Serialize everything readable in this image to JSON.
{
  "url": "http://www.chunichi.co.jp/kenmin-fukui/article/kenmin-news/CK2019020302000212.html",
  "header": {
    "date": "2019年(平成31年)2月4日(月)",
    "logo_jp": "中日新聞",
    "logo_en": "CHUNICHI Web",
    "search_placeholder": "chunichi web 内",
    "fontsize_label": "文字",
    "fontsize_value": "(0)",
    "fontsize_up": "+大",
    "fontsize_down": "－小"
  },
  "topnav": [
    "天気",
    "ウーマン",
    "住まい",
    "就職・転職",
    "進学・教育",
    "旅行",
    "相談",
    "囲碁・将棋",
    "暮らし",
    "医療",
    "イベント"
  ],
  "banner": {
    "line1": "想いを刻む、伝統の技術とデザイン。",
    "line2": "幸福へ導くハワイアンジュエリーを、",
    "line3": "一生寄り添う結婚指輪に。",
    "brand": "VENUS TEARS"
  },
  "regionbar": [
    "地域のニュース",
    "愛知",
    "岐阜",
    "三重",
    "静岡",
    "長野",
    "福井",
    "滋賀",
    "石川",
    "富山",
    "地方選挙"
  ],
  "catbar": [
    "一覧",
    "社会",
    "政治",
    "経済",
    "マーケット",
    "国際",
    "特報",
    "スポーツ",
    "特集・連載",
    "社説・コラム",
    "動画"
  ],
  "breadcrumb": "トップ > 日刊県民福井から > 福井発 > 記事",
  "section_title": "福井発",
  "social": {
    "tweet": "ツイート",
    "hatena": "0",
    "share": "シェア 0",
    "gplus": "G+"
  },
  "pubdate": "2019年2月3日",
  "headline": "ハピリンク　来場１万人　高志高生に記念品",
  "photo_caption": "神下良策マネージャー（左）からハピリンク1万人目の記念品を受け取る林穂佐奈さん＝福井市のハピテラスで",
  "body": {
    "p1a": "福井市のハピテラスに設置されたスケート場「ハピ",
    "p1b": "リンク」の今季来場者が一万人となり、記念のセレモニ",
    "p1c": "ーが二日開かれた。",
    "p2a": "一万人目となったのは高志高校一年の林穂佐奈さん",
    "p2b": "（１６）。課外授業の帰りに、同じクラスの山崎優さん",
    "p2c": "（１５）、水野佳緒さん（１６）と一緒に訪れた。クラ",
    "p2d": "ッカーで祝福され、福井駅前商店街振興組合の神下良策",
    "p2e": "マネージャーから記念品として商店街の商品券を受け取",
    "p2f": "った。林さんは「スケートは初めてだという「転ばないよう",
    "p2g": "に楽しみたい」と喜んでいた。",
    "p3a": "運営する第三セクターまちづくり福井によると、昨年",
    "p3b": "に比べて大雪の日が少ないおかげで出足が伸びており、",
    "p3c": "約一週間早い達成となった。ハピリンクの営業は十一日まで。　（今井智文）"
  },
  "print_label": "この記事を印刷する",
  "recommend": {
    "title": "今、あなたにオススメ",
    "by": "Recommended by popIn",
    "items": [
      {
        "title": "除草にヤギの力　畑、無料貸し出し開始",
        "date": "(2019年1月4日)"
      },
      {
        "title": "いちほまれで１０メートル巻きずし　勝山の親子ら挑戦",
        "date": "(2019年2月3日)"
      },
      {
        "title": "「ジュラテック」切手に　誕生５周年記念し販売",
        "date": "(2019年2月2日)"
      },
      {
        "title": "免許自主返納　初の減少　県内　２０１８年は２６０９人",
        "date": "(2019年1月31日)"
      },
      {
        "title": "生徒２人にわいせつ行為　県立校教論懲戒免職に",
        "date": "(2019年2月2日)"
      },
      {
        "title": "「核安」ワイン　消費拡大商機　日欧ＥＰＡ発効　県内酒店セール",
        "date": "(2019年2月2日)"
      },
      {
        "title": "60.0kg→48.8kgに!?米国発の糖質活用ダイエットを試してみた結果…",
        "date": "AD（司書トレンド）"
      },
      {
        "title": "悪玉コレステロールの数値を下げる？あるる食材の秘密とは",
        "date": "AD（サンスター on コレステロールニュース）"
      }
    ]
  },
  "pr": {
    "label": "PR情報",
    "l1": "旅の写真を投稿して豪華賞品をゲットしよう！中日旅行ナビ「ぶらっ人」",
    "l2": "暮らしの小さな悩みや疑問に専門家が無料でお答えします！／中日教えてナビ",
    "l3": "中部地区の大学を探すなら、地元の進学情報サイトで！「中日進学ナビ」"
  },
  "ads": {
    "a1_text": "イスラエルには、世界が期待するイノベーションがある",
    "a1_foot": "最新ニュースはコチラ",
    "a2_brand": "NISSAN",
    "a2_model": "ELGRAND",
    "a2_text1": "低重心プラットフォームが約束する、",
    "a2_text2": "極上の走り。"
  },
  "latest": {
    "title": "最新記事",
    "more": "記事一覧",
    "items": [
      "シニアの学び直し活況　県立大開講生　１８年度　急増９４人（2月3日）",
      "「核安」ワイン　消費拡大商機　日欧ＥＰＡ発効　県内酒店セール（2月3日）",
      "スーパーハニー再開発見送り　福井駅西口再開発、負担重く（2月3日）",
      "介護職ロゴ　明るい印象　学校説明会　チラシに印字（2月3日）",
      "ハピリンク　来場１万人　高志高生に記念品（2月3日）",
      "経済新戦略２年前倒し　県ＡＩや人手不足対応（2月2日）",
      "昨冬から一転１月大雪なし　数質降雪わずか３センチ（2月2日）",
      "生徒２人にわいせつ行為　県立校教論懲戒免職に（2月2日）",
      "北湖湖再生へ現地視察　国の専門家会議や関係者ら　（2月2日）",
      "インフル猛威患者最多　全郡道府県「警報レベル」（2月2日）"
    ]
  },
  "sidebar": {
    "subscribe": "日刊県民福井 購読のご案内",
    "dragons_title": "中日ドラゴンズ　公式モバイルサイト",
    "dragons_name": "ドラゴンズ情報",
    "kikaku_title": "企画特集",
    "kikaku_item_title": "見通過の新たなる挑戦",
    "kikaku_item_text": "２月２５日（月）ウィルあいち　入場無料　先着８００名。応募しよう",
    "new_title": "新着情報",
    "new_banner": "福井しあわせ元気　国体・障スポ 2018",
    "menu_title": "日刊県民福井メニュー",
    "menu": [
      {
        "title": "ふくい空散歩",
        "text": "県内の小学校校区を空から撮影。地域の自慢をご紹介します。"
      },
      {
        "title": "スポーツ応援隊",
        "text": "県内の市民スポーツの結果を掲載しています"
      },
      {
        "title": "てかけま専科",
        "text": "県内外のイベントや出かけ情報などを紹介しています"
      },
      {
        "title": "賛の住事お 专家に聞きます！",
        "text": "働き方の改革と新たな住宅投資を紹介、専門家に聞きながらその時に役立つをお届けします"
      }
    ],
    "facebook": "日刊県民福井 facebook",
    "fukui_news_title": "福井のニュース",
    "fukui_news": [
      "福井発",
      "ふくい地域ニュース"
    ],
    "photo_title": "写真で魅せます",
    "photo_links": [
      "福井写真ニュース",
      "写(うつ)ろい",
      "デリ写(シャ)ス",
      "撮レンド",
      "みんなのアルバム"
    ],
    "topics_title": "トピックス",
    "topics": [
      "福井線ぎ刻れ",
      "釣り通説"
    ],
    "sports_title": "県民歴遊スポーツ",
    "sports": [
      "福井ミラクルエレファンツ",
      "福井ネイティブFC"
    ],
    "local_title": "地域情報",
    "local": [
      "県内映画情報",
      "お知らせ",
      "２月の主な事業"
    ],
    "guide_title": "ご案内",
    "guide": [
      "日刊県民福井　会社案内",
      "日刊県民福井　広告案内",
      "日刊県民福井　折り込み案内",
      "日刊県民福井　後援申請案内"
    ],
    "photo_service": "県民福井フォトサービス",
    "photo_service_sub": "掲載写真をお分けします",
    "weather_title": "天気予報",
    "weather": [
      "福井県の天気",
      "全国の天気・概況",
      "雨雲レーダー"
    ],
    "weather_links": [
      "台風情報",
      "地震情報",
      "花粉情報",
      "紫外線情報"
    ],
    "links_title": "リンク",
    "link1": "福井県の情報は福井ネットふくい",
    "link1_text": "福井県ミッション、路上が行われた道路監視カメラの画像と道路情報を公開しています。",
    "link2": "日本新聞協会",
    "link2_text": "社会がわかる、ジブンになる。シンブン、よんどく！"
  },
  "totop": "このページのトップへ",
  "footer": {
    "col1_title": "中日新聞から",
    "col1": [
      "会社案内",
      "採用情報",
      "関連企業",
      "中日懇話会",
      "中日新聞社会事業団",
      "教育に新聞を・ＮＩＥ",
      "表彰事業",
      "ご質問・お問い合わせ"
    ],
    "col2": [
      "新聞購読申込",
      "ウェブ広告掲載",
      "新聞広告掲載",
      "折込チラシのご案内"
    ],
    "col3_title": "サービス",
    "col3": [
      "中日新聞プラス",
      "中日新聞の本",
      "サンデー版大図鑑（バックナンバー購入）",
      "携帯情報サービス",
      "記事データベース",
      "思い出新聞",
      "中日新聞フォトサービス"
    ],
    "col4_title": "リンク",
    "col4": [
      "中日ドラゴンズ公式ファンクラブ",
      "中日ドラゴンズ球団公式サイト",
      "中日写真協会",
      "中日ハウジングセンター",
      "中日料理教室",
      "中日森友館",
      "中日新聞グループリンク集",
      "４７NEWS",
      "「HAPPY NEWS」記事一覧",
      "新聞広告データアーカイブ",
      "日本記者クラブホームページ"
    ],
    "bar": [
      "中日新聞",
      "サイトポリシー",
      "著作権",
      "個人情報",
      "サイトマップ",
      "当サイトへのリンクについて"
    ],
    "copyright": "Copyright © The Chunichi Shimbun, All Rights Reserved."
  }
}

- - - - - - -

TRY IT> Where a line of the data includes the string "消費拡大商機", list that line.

REPLY>
        "title": "「核安」ワイン　消費拡大商機　日欧ＥＰＡ発効　県内酒店セール",
      "「核安」ワイン　消費拡大商機　日欧ＥＰＡ発効　県内酒店セール（2月3日）",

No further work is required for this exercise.